[Required work] Establish how many lines in the material include the string "июля" and report it as a lone number.

[Records for the task]
----
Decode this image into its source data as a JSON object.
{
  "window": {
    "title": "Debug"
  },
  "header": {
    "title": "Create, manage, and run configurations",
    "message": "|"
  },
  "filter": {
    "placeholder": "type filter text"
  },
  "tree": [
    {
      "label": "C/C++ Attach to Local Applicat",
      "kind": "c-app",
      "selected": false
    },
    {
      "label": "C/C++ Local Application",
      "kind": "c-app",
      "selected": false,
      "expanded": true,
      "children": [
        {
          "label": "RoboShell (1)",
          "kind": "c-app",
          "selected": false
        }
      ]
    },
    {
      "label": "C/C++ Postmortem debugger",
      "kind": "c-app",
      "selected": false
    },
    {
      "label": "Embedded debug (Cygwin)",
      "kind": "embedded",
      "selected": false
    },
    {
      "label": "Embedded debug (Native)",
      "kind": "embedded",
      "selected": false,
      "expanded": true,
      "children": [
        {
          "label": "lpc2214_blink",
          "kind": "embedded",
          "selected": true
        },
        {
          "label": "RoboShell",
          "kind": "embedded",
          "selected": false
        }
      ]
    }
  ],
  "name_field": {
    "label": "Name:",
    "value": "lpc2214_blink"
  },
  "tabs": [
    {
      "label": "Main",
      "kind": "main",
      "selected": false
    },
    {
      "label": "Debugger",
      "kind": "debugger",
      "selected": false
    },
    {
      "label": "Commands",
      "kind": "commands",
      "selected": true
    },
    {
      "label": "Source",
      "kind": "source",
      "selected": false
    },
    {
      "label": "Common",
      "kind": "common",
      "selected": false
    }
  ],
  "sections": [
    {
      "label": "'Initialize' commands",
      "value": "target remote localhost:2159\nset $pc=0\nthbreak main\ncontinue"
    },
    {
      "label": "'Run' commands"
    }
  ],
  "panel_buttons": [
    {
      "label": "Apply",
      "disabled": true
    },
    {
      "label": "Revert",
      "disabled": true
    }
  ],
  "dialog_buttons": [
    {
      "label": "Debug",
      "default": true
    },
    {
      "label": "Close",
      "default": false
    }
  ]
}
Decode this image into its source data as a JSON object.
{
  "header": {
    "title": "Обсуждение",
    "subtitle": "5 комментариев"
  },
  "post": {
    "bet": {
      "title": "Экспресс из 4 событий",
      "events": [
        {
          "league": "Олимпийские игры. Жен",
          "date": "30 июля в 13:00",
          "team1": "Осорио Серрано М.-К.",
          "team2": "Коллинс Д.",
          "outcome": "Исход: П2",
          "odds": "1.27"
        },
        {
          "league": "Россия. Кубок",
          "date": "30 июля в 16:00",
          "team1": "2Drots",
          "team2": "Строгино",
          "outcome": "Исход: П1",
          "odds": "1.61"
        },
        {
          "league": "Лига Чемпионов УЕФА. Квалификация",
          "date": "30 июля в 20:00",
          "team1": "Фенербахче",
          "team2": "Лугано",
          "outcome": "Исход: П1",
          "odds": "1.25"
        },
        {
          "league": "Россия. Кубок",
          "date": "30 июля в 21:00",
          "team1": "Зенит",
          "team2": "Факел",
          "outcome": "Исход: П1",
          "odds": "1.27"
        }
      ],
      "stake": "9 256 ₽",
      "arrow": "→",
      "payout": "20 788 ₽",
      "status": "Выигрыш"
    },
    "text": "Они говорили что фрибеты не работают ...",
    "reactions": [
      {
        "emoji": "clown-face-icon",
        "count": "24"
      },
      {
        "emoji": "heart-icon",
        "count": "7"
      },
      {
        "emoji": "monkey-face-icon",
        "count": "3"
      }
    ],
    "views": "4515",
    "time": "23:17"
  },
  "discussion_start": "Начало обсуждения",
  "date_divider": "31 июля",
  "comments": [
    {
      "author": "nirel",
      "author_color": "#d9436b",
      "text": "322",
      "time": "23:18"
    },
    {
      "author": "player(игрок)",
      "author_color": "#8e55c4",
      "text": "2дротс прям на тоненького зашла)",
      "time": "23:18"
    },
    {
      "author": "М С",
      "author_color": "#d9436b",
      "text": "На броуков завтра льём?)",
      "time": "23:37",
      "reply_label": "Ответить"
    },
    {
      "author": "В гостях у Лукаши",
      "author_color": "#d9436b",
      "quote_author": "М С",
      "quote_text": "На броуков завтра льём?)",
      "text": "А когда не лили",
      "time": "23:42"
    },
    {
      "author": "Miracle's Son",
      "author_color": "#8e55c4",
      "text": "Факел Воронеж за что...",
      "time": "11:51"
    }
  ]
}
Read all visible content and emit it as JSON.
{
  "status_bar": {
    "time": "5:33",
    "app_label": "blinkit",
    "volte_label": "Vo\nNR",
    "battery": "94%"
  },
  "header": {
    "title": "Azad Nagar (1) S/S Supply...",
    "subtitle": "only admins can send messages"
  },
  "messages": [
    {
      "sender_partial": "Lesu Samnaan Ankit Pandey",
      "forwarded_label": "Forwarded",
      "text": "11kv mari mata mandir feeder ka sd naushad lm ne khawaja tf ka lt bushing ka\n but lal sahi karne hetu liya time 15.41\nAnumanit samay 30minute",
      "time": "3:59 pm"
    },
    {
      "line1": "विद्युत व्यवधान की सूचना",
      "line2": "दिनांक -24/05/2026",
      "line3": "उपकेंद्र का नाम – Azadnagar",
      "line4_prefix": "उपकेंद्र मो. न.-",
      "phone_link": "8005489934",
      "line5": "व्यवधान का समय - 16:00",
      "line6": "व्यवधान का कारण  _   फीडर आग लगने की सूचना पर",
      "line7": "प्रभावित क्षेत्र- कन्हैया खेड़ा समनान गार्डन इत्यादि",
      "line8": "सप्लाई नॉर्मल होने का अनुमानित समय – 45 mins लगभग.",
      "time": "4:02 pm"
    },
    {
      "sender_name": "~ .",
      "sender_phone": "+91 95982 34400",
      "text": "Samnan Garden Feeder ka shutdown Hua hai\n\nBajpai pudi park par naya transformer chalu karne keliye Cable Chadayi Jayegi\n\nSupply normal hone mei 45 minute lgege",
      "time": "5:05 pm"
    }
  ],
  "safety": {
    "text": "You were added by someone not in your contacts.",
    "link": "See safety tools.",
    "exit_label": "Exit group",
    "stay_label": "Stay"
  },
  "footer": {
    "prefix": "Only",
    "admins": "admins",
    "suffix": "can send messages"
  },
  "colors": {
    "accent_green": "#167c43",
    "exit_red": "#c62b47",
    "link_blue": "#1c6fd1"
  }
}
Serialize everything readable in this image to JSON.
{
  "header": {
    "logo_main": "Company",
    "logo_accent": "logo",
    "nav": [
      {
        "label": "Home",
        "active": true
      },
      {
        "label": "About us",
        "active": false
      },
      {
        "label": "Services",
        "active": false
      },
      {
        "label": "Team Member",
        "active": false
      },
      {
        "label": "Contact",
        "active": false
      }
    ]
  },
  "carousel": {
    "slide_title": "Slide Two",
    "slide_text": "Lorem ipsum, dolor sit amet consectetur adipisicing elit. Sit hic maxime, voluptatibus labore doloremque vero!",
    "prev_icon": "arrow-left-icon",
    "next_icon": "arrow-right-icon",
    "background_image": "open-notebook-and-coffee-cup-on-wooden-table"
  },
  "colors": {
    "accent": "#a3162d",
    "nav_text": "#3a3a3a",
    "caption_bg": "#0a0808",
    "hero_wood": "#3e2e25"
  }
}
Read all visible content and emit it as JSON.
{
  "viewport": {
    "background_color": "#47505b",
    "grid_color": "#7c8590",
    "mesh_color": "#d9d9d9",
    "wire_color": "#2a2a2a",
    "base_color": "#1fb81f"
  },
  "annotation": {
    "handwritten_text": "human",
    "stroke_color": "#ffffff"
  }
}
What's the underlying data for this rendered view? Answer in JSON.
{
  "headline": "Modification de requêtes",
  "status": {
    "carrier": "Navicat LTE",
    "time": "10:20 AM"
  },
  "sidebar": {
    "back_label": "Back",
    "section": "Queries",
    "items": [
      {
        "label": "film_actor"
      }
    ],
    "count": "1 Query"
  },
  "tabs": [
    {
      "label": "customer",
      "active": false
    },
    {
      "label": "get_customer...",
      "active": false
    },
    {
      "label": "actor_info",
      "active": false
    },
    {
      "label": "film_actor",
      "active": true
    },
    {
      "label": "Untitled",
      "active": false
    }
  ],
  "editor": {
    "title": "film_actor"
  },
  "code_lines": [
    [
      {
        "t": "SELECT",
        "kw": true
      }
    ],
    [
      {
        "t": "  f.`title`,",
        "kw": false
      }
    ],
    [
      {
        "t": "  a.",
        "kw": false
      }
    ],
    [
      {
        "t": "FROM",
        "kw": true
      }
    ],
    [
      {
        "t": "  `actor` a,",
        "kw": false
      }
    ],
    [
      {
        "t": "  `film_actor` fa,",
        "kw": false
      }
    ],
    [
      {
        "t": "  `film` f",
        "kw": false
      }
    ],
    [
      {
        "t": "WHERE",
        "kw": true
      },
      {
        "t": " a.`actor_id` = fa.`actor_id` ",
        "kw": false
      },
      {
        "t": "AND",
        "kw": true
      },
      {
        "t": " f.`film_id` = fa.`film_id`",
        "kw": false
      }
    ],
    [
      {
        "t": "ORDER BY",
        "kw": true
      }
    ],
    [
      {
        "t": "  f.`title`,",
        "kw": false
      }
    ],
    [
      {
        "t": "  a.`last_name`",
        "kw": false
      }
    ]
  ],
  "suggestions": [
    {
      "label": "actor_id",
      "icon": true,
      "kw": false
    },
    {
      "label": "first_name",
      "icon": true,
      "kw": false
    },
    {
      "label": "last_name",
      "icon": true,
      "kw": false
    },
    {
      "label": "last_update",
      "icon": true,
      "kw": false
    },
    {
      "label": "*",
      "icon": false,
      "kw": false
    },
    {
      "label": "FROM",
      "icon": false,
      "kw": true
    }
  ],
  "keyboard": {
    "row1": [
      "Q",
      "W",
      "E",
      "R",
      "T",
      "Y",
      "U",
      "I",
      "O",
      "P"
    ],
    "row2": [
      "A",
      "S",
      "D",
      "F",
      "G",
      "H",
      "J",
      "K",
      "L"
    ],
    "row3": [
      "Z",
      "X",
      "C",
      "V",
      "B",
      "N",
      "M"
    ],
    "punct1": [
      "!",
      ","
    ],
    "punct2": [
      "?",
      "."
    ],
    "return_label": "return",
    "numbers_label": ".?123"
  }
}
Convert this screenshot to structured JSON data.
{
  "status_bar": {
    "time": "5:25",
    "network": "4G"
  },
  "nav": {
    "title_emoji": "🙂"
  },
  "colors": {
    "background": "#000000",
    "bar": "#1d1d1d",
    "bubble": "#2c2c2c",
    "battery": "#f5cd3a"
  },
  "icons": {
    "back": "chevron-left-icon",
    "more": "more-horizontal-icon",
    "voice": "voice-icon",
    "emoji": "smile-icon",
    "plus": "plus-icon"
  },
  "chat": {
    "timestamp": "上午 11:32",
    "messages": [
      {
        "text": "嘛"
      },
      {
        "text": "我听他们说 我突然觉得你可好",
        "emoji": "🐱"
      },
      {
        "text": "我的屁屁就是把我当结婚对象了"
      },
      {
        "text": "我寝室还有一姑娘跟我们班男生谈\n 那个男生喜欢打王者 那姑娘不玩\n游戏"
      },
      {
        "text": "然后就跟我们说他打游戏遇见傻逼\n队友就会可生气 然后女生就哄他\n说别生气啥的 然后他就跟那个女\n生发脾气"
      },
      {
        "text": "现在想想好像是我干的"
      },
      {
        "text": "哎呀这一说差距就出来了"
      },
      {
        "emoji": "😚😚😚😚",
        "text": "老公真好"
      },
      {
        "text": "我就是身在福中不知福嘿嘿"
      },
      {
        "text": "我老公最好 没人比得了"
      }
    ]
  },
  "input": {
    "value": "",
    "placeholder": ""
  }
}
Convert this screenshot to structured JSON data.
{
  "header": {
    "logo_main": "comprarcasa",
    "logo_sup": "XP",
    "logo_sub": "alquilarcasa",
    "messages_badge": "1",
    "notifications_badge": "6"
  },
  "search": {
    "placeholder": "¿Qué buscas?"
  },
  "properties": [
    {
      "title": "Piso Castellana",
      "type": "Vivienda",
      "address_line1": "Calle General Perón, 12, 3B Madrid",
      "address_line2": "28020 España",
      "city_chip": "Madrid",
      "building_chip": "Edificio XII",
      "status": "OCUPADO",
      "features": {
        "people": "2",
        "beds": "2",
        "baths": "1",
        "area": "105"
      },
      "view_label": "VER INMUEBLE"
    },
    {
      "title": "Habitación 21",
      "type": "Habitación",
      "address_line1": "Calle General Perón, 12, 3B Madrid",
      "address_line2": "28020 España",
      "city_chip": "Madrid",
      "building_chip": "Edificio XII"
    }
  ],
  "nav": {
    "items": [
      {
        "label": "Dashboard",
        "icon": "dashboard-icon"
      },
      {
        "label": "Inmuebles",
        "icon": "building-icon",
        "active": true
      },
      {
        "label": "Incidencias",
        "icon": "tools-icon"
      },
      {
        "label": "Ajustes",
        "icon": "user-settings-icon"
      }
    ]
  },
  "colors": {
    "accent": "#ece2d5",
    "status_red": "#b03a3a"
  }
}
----
[Task answer] 5